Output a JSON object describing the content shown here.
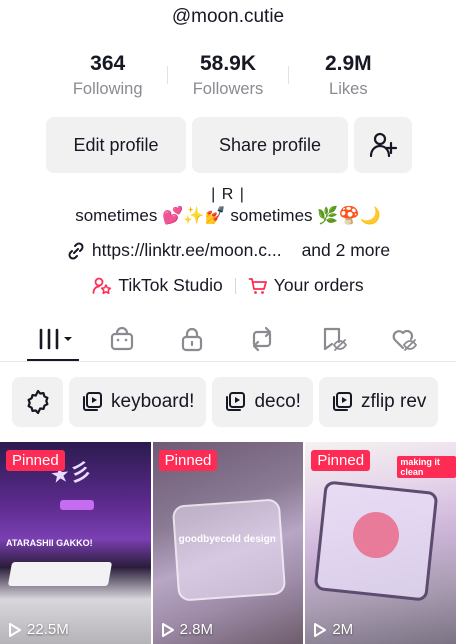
{
  "profile": {
    "username": "@moon.cutie"
  },
  "stats": [
    {
      "value": "364",
      "label": "Following"
    },
    {
      "value": "58.9K",
      "label": "Followers"
    },
    {
      "value": "2.9M",
      "label": "Likes"
    }
  ],
  "actions": {
    "edit_label": "Edit profile",
    "share_label": "Share profile"
  },
  "bio": {
    "line1": "| R |",
    "line2_a": "sometimes",
    "line2_emoji_a": "💕✨💅",
    "line2_b": "sometimes",
    "line2_emoji_b": "🌿🍄🌙"
  },
  "link": {
    "url": "https://linktr.ee/moon.c...",
    "more": "and 2 more"
  },
  "shortcuts": {
    "studio": "TikTok Studio",
    "orders": "Your orders"
  },
  "tabs": [
    "videos",
    "shop",
    "private",
    "reposts",
    "favorites",
    "liked"
  ],
  "playlists": [
    {
      "label": "keyboard!"
    },
    {
      "label": "deco!"
    },
    {
      "label": "zflip rev"
    }
  ],
  "videos": [
    {
      "badge": "Pinned",
      "views": "22.5M",
      "overlay": "ATARASHII GAKKO!"
    },
    {
      "badge": "Pinned",
      "views": "2.8M",
      "overlay": "goodbyecold design"
    },
    {
      "badge": "Pinned",
      "views": "2M",
      "overlay": "making it clean"
    }
  ],
  "colors": {
    "accent": "#fe2c55",
    "text": "#161823",
    "muted": "#8a8b91",
    "button_bg": "#f1f1f2"
  }
}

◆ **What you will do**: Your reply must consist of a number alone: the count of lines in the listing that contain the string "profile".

◆ **Solution for this exercise**: 3